We are not going into theoretical physics today! The only science I’d like to address here is the behavior of incorrect data entry. When you decided to use user-defined fields to store custom tenant data, lack of end user training is one hurdle we all potentially face. The expectation is to put only the desired information in the right fields.
For example, if a user-defined field was meant to hold a digits-only dollar amount, and an end user performing data entry included a dollar sign or a comma in the field, this field can no longer be used to perform a calculation because the characters “$” and “,” make it impossible to do so. The fields themselves are flexible and are designed as a data type (in this case, “string”) that can handle any character data, so there isn’t any way to prevent these characters from being entered in a programmatic way. When you started using those fields, you may have let everyone know to put in only digits, but time has somehow worked away this diligence.
Of course the end user had the best intentions.
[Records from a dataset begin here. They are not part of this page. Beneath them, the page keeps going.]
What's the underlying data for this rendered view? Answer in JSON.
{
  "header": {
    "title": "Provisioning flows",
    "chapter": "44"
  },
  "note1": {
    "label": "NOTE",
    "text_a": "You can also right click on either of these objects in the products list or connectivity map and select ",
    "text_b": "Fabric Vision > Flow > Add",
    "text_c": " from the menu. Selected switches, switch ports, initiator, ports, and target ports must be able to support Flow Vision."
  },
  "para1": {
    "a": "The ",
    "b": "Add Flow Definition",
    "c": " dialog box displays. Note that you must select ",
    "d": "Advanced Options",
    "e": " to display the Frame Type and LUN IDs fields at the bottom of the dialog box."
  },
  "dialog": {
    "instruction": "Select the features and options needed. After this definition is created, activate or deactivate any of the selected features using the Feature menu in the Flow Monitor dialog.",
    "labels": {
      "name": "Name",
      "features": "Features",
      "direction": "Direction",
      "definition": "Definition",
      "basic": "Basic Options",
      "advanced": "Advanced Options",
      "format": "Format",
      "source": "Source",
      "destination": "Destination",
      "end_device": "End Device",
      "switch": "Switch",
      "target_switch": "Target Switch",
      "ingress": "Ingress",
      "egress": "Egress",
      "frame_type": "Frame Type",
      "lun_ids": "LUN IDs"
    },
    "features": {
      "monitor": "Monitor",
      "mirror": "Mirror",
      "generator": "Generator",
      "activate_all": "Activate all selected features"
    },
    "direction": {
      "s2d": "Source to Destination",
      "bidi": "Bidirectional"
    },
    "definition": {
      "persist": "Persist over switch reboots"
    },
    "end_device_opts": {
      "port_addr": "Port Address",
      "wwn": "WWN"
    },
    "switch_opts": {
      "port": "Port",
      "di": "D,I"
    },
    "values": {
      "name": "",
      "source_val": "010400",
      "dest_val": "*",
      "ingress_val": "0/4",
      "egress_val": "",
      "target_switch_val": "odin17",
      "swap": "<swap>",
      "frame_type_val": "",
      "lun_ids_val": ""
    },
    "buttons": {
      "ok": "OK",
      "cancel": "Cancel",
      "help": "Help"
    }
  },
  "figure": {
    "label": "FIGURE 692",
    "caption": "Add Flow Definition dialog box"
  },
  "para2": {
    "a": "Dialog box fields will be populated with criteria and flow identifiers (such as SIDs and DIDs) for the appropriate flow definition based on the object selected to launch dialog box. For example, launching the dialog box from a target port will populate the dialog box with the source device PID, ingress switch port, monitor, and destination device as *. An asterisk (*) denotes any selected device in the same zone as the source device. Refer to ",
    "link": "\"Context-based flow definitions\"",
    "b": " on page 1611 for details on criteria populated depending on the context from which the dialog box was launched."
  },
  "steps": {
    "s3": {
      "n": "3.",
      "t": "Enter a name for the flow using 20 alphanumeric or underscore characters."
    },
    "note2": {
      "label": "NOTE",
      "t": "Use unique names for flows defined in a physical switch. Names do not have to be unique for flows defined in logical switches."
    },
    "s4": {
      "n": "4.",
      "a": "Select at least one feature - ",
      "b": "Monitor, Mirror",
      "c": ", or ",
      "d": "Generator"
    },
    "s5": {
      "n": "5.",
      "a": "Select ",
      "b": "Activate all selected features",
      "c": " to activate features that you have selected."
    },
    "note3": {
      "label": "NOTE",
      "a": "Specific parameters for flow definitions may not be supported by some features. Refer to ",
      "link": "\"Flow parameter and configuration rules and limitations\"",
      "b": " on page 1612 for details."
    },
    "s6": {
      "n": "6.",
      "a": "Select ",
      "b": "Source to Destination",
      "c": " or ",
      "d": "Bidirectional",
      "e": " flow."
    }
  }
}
But now, because we have non-numeric characters in a field in which we wanted to calculate a sum, an average, or a top 10, the mere presence of a single comma or dollar sign can cause a report to break. This can leave you wondering why you bothered with the fields to begin with! Even worse, you may not know why a particular report stopped working.
Fixing broken reports
Fear not, friends—solutions abound! Solutions to even potentially train the end user. Data hygiene lives!
There are several approaches you can take, and each is empowering in different ways.
First, you will want to decide if you want to involve the end user in the data hygiene process. What I mean by this is whether you want to train the end user to do this process correctly. If so, fantastic! REdirect can write a simple report that highlights all the anomalies that need fixing. You’ll know exactly where you need to go to fix the bad data, instead of checking every single record for the needle in the haystack.
If you don’t care to fix the end user behavior, this is fine too. We can write a script that scrubs those characters out of those fields, and even assign it to a task that can clean that up on a regular basis.
A last option is to modify any existing reports that use these fields so that they ignore special characters when you are expecting to store only numeric values. Perhaps even engaging more than one of these options will set this straight for good.
If you’ve got reports sitting dormant because you don’t know what went wrong, reach out to us. We can figure it out and get your reports back up and running!